FUEL TANK: Elliptical, under the front seat. Mounting brackets clamped to the tank. Outlet was between the center and the right side, between the frame rails. The Sedan continued the square tank under the driver’s seat. The Coupe used the sedan tank located in the turtle deck until the new bodies (1924 models), which used the standard oval tank under the seat.

TRANSMISSION: Same as the previous year.

COIL BOX ASSEMBLY: Ford, same as used in 1922. The switch is on the dashboard on all cars.

LAMPS: Magneto powered electric type on the non-starter cars, and six volt electric on the starter models. Black steel rims. Side and tail lamps were similar to 1917 on the non-starter cars. Starter cars had a small electric tail light and did not have side lights.

HORN: Magneto powered electric on non-starter cars, but six-volt battery-operated on starter models.

WINDSHIELD: Square, with slight rake to the rear. Top section opened outward. Painted black. Unchanged when the “1924” style appeared in August.

TOP: (Open cars). “One man” style, attached to the top of the windshield at the front. Top color was black on all open cars. Top sockets were rectangular in cross-section.

SPEEDOMETER: Not standard equipment.

TURTLE DECK (on Runabout): Larger, shaped to mate with the rear of the body. No longer had any handles; must be opened with a large key. The new Coupe had an integral turtle deck.


1923 Changes


JAN 12

Engine production records, Ford Archives

Engine 7,000,000 built at 6:48 P.M.


JAN 27

Acc. 78, Box 48, Ford Archives

Fordor sedan weighed 1939 pounds fully equipped; 668 pounds bare.



Engine production records, Ford Archives

Start top piston ring 1/16" lower.


FEB 15

Engine production records, Ford Archives

Start tapered piston rings.


FEB 15

Acc. 572, Box 21, Ford Archives

Assembly and changes letter to the branches states that T-8761B dash (firewall) has been changed from wood to steel.
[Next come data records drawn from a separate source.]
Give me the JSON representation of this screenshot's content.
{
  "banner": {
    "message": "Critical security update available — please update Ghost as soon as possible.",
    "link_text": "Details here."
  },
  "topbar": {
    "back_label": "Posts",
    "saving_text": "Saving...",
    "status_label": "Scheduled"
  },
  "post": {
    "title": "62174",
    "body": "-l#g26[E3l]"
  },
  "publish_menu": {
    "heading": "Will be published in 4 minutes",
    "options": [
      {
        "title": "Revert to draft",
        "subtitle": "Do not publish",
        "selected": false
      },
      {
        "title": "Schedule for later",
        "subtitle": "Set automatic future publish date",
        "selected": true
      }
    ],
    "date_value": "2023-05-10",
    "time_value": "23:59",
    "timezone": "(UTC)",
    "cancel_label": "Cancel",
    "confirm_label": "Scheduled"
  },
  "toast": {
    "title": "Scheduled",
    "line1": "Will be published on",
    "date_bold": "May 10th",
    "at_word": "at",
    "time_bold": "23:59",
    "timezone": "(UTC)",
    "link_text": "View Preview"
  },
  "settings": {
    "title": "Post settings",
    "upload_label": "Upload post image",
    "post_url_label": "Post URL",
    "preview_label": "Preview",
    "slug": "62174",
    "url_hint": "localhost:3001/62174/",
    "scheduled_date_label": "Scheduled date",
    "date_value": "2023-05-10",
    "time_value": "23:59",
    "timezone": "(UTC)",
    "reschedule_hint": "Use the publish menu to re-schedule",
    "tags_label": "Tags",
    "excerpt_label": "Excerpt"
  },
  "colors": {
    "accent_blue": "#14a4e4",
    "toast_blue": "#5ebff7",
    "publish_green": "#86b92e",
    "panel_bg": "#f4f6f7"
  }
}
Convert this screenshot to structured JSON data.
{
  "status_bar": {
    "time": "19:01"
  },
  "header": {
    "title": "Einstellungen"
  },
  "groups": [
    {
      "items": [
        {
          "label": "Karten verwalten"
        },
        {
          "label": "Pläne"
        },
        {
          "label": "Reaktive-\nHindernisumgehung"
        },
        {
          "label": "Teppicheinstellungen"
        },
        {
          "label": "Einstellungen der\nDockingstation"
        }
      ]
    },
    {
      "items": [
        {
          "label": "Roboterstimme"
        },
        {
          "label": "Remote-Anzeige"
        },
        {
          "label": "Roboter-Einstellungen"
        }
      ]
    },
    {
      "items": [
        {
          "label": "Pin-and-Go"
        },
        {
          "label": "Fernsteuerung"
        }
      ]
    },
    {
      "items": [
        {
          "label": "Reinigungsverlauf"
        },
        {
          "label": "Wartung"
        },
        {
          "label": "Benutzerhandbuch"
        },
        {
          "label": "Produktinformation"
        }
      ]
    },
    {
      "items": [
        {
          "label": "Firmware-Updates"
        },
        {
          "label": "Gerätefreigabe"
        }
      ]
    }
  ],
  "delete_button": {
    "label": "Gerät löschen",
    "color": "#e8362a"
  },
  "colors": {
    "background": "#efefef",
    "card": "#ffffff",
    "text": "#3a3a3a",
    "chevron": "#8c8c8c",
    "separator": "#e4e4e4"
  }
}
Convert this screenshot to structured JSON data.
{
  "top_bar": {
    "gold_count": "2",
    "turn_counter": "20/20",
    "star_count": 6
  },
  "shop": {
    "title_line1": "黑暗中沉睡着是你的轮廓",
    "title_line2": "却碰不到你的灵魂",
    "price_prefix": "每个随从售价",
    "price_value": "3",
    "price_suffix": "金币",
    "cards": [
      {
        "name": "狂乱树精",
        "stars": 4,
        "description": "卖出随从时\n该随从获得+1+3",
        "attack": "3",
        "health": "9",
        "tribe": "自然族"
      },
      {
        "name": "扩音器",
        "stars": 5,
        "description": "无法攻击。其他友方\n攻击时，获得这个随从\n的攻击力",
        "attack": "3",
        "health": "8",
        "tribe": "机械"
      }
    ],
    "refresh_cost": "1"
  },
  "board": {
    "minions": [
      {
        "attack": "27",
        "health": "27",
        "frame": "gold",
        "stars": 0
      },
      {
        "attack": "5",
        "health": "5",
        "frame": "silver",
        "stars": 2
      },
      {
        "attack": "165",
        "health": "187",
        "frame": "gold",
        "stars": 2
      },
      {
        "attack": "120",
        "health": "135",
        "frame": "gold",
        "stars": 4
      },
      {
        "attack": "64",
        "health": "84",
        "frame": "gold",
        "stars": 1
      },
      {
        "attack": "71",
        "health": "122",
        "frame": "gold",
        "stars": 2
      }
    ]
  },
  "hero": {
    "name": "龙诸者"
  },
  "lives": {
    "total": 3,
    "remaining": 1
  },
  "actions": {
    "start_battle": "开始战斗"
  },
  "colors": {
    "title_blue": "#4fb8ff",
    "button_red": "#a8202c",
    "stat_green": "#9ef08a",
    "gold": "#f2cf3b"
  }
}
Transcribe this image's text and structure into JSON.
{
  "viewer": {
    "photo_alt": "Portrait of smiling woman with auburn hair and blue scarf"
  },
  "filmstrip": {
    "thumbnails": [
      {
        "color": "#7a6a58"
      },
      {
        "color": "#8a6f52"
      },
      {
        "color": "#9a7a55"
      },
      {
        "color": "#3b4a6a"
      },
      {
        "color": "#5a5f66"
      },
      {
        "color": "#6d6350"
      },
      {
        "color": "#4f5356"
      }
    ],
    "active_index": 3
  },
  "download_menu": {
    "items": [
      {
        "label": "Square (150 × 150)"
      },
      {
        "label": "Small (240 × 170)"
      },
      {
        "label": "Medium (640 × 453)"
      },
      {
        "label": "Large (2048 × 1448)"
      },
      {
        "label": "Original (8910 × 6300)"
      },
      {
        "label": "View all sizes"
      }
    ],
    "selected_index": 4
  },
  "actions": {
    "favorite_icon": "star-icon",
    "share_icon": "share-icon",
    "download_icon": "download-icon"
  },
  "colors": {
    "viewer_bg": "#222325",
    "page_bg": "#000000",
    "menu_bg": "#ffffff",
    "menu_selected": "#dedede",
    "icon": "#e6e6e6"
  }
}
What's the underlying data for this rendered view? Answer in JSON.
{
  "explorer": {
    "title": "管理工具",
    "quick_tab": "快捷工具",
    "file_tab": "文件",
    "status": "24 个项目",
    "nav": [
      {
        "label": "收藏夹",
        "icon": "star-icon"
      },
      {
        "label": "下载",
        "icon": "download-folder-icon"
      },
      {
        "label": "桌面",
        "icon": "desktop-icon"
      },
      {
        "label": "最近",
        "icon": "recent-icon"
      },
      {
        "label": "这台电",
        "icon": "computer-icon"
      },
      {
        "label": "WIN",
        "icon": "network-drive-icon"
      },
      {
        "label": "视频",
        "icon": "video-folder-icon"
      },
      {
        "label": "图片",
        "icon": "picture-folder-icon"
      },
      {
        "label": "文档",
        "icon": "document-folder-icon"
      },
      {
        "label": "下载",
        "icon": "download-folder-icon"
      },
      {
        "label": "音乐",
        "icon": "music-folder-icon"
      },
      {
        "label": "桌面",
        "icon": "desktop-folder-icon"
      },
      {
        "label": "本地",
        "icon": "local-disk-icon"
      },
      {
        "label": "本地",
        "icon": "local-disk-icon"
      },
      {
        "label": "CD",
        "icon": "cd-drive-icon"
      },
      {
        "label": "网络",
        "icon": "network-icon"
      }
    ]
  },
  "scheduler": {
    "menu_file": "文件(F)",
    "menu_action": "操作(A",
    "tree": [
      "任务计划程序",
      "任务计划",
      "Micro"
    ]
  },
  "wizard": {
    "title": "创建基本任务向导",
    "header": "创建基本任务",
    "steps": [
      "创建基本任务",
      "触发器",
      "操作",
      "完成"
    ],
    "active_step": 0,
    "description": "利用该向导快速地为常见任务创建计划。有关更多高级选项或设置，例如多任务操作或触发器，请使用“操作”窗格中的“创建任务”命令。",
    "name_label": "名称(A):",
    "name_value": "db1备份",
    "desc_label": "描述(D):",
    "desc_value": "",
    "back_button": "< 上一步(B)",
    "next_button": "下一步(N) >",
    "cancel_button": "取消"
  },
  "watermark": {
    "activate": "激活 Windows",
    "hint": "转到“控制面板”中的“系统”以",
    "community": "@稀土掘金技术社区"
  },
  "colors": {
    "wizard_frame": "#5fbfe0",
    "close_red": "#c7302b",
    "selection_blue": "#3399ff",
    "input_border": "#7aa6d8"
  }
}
Both types will be coming through in production for about sixty days.


MAR 29

Acc. 78, Box 47-49, Ford Archives

Metal sill covers installed at rear doors on touring cars, painted black. Rear floor mat changed from wool to rubber.



Acc. 78, Box 47-49, Ford Archives

Letter indicates that the steel firewall was now standard. This was the "low" steel firewall.


JUL 11

Engine production records, Ford Archives

Engine 8,000,000 built at 10:19 P.M.


SEP 10

Engine production records, Ford Archives

"Ford USA" stamped on export motors, below number plate.


SEP 11

Letter from Louisville Plant

Prices of bodies for replacement: Fordor sedan, $430. Coupe, $235. Touring, $80. Runabout, $60. FOB Detroit.


SEP 25

Acc. 78, Box 47-49, Ford Archives

"Ford USA" no longer on engine block.



Acc. 285, Ford Archives

Letter from Harvey Firestone to Henry Ford:

"Your interest in balloon tires started me actively testing and developing them and they are giving service far beyond my expectations. At this time several large automobile manufacturers are active in their experiments on this tire and I believe will adopt it as optional equipment. Cole Motor Car Company has already adopted it. I was in New York this week and went to the closed car show and the Cole exhibit with balloon tires was the most popular exhibit there.

"I do not know, of course, how popular this tire is going to be but I want you to know the conditions for it is going to be adopted and is a practical tire --- I think it is and we are going to put it on the market in a limited way. I would like to see the Lincoln be among the first to offer it to the trade as optional equipment. I enclose letter from Mr. Meadowcroft and a Cole booklet with a notation made by Mr. Edison. You will see that he is strongly sold on the balloon tire."


DEC 26

Engine production records, Ford Archives

Engine 9,000,000 built at 1:05 P.M.